Mesa, AZ — May 1, 2003 — The past week has seen supply chain executive movement at auto industry supplier Federal-Mogul, aerospace giant Boeing and retailer Wal-Mart, even as an airplane crash over the weekend took the life of an executive at manufacturer Diebold.
At Southfield, Mich.-based Federal-Mogul Corp., Ramzi Hermiz, vice president for global supply chain announced the appointment of Dawn New-Echlin to the position of supplier diversity manager.
Federal-Mogul is a supplier of automotive components and subsystems serving the world's original equipment manufacturers and the aftermarket. At the company, New-Echlin will be responsible for developing and implementing a company-wide supplier diversity program. She is charged with identifying minority suppliers with whom Federal-Mogul can develop long-term supplier partnerships, and she is to work with the internal supply chain and sales organizations, as well as with external customers.
New-Echlin joined Federal-Mogul from Kenny Industrial Services, where she held the dual role of business development manager and supplier diversity coordinator. She has been involved with the Michigan Minority Business Development Council, including serving in leadership roles on Project One, a business initiative that brings together members from several corporations and minority business enterprises on a monthly basis to discuss business opportunities, joint ventures and training opportunities.
"Supplier diversity is an important element of our new business strategy," Hermiz said. "Having Dawn's experience will enhance our ability to attract minority supplier partners and demonstrates our commitment to meeting our customers' objectives."
Federal-Mogul recently formed its first strategic alliance with a minority-owned supplier, Paper Plas, a Detroit-based paper packaging and conversion services company. The alliance, announced April 2, will provide replacement engine gasket kits, focusing its marketing efforts on vehicle and equipment manufacturers that offer replacement parts in the United States.
Meanwhile, Chicago-based Boeing has announced the retirement of Robert Ingersoll and the appointment of Timothy Malishenko as corporate vice president of contracts and pricing.
Ingersoll, a 36-year Boeing veteran, had since 1999 been responsible for policy, guidance and oversight of contracting processes across the $54 billion aerospace company and has overseen company compliance in contracts and pricing and export/import matters.
Malishenko, who will replace Ingersoll, has been serving as vice president of contracts and pricing for Boeing Integrated Defense Systems, where he has overseen contracts, pricing and export management for operations, policy, processes and ongoing evaluations of business transactions and program performance.
Malishenko joined Boeing in February 2001, after serving 31 years in the U.S. Air Force. At the time of his retirement, he was director of the Defense Contract Management Agency in Washington, D.C. From 1995 to 1997, he served as the deputy assistant secretary of the Air Force for contracting. In these positions, he served in a range of defense acquisition programs, including contract management, space, aeronautical, international and electronic systems.

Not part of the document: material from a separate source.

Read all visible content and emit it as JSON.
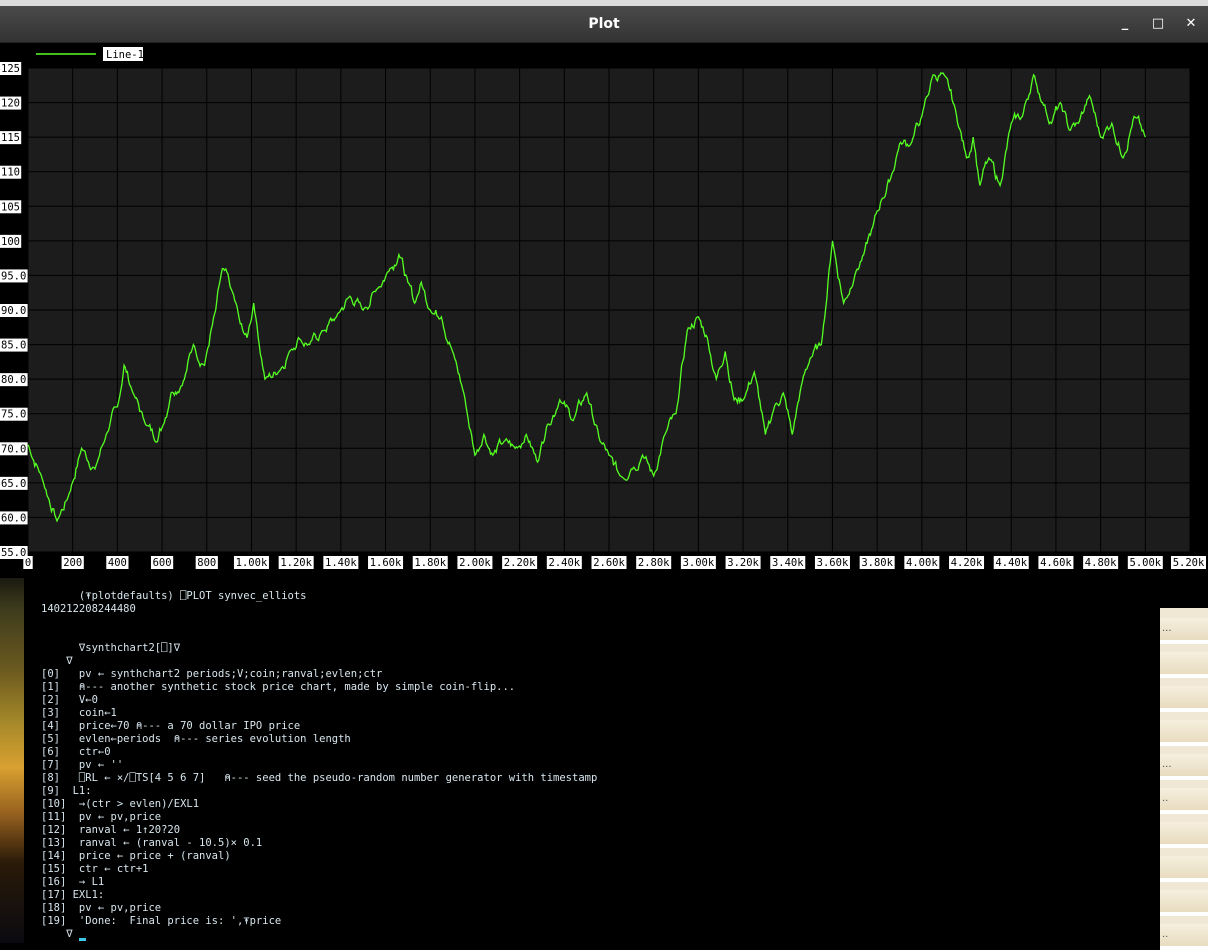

At the Department of Defense (DoD), Malishenko was a leader in the development and deployment of standard business systems, and he led the DoD effort that developed the end-to-end procurement process model and numerous common process initiatives.
Malishenko is a fellow of the National Contract Management Association (NCMA) and serves on its board of advisors.
Elsewhere, Bentonville, Ark.-based Wal-Mart Stores announced a realignment of responsibilities among several of its senior executives, including the promotion of Tom Coughlin to the position of executive vice president and vice chairman.
In this new role, Coughlin will continue to be responsible for the U.S. retail operations of Wal-Mart stores and also assumes responsibility for key support functions such as logistics, real estate development and global procurement.
He also assumes responsibility for the company's online operation, Walmart.com. Coughlin will continue to report to Lee Scott, president and CEO of Wal-Mart Stores.
Coughlin joined Wal-Mart in 1978. During his 25-year career with the company, he has served in leadership positions in loss prevention and human resources.
Finally, the supply chain community was saddened this week to learn that Wesley Vance, chief operating officer of manufacturer Diebold Inc., died over the weekend when the private plane he was piloting crashed southeast of Columbus, Ohio.
Vance joined North Canton, Ohio-based Diebold in October 2000 as president of the company's North America business unit and was named COO for Diebold in 2001. He was responsible for managing the company's global operations including research, development, manufacturing, purchasing, human resources, sales and service.
"Since joining Diebold less than three years ago, Wes has had a profound impact, spearheading extensive cultural and operational changes throughout the company," said Walden O'Dell, chairman, president and CEO of Diebold. "All who knew and worked with Wes were impressed by his dedication, positive outlook, and his warm and friendly manner. He will be greatly missed."
O'Dell is assuming the company's day-to-day, operational responsibilities until a successor is named.
A native of Albuquerque, N.M., Vance, 45, is survived by his wife and five children.